Don't Let Food Poisoning Ruin Your BBQ
We're in the thick of cookout season, and Independence Day is right around the corner. Between meal planning, shopping and cooking, there's a lot of room for careless mistakes with your food—from burnt burgers to warm soda to Aunt Meg's “famous” gelatin platter. But do you want one of those mistakes sending all of your guests to the toilet?
Food safety is always in the back of our minds but sometimes we slip up. Let's take a look at some of the ways you can keep bacteria off the menu this weekend. First off, we need to stop cross-contamination. Cross-contamination simply means food that harbors different types of bacteria, or food that finishes cooking at different temperatures has come into contact with each other. Ground beef touching raw chicken breasts, lettuce and pork, you get the idea. Cross-contamination is bad news because its consequences are unexpected. You might have cooked those burger patties to perfection, but if they shared a tray with chicken breasts then the burgers could harbor some unwanted visitors. Check out the USDA's recommendations for internal cooking temperatures, and pick up a meat thermometer to take out the guesswork. The USDA also says that 1 out of every 4 hamburgers turns brown before it's actually safe to eat, so don't just eyeball your patties this weekend.
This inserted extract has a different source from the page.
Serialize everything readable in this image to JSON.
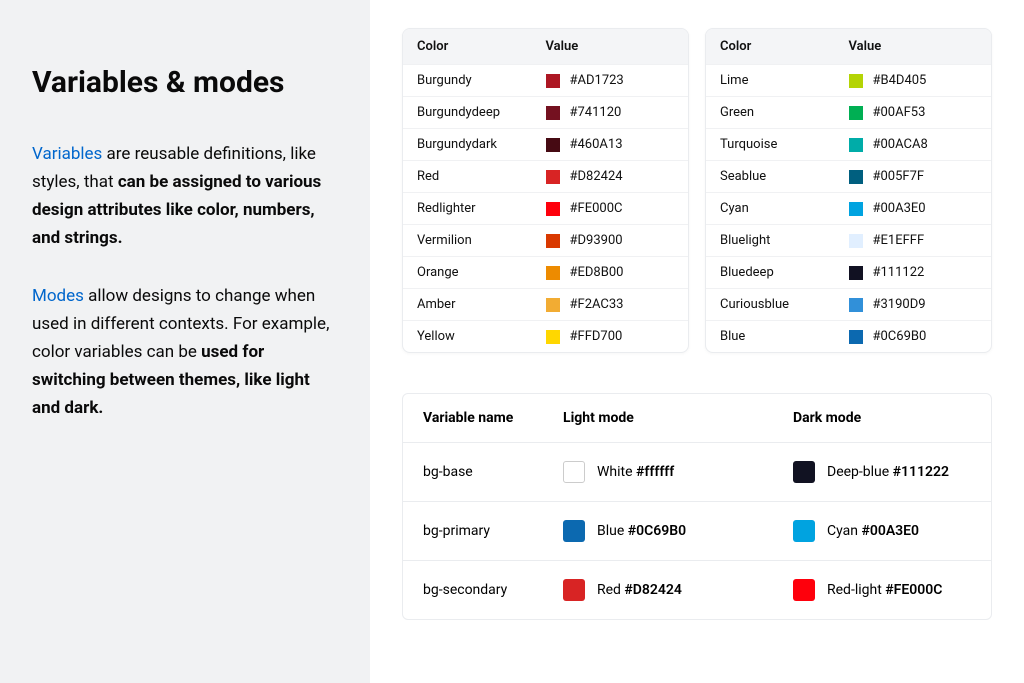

Before cooking, store meat separately in your refrigerator. Food that needs to be cooked longer should be kept at the bottom, while raw food stays at the top. Frozen food needs to be completely defrosted before cooking—otherwise you run the risk of grilling it unevenly, leaving behind harmful bacteria. But the clock really starts ticking at the grocery store. Try to pick up meat and fish at the end of your shopping trip so they stay cold longer, and don't give germs a chance to grow on the car ride home. When your grill area is getting hectic, always remember to wipe down utensils that have come into contact with raw food. A few seconds flipping burgers with a dirty spatula (we've all done it) isn't long enough to burn off the bacteria. Last of all, don't let your heaps of tasty leftovers sit out all afternoon. At room temperature, food left sitting out for just 2 hours can grow dangerous levels of bacteria, and the same food left out on a sweltering summer day can go south in less than an hour. Don't chance it; pack your leftovers away in the refrigerator. It's a little bit more inconvenient to sneak in a second or third burger, but it won't make you sick.
Happy grilling from your friends at Kalfus & Nachman!!